A registered representative of Merrill Lynch, Evelyn Batista was suspended by the Financial Industry Regulatory Authority (FINRA) for making “reckless misrepresentations” to the Small Business Administration (SBA) to obtain an economic injury disaster loan.
In 2020, the federal government initiated several programs to assist small businesses in coping with the ramifications of the COVID-19 pandemic.
FINRA accuses Batista asked a “casual acquaintance” she met at a party to complete the application on her behalf from her phone. The regulator claimed that she “recklessly misrepresented” being a real estate firm owner since 2018.
Batista allegedly stated that the business had earned $35,000 between January 2019 and January 2020. She also claimed to have lost about 15% of her rental income because of the pandemic.
FINRA said that Batista’s application to the Small Business Administration was not reviewed before being submitted, nor did she determine her eligibility.
FINRA’s formal complaint against Batista alleges that she didn’t disclose any outside business activities. The regulator also claimed that she didn’t own a property management real estate company and wasn’t eligible for the federal loan.
While she planned to rent out a room in her house through an online vacation rental company, including receiving information from the company about how much her room would be worth for renting—she did not list it until January 2020.
Batista’s loan application was eventually approved, and the Small Business Administration sent her $17,500. After being made redundant by Merrill Lynch, she repaid the loan with interest.
FINRA suspended Batista for seven months, but the regulator decided not to impose any monetary sanctions due to her financial situation. Batista accepted FINRA’s sanctions without admitting or denying wrongdoing.

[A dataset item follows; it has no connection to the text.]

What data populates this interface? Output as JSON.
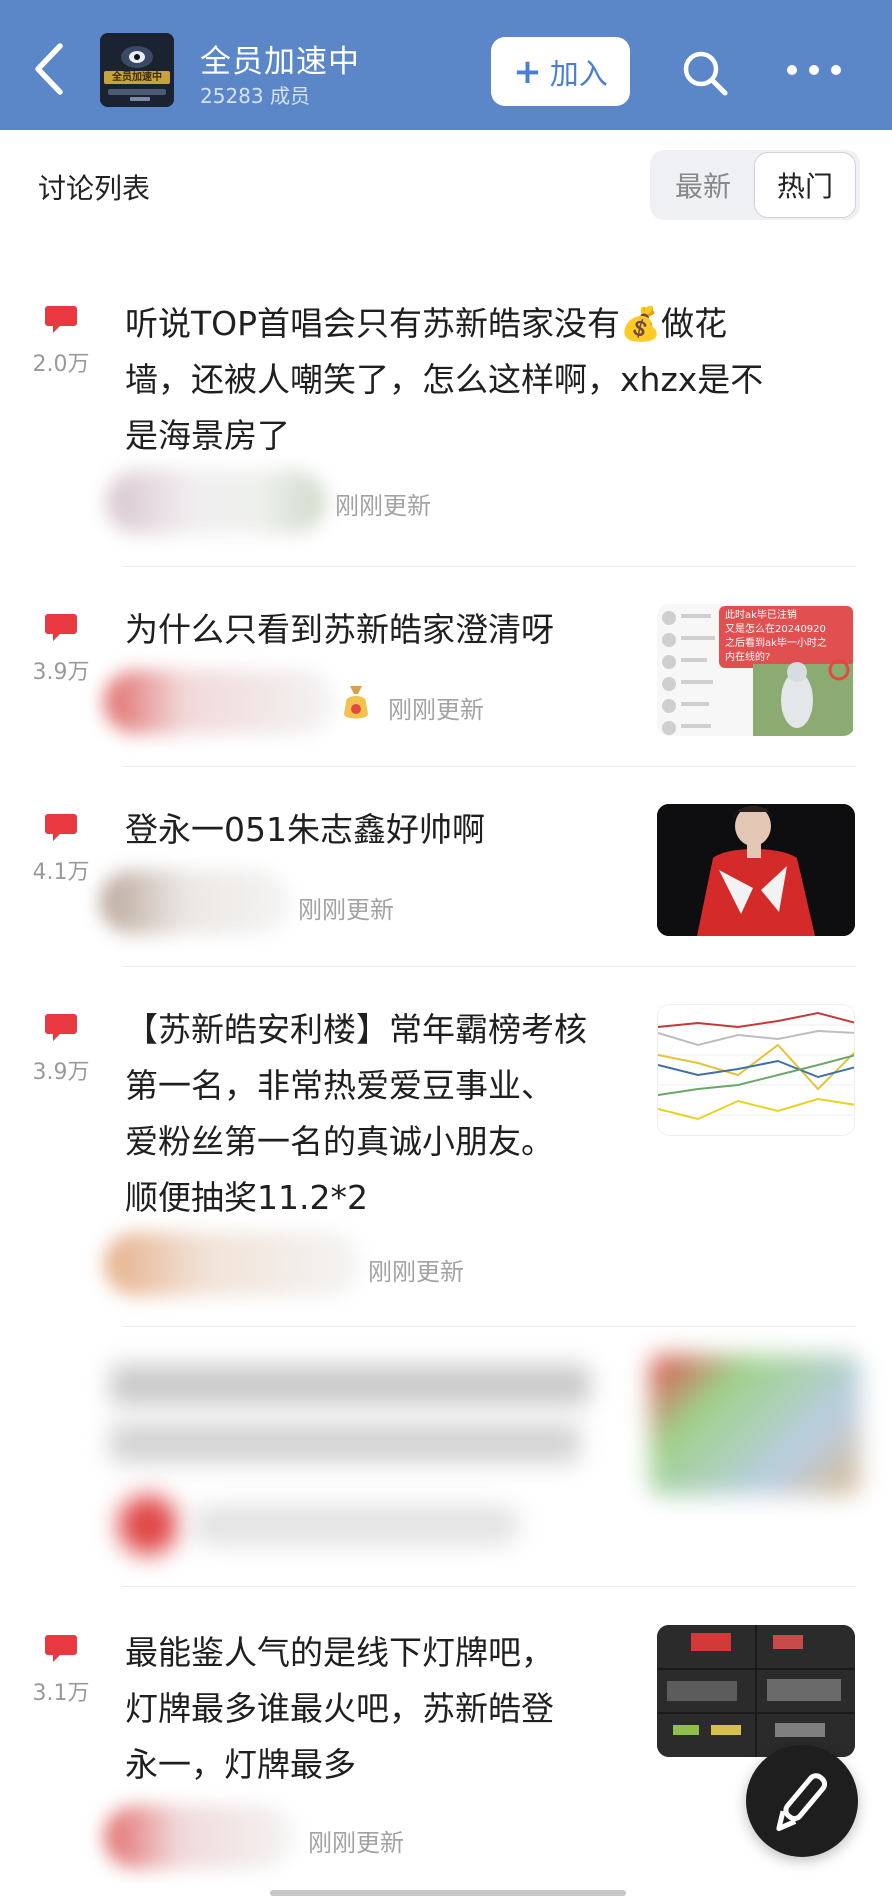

According to her BrokerCheck profile, Batista worked at Merrill Lynch for a year before being fired for allegedly engaging in conduct that violated the company’s business practices and policies.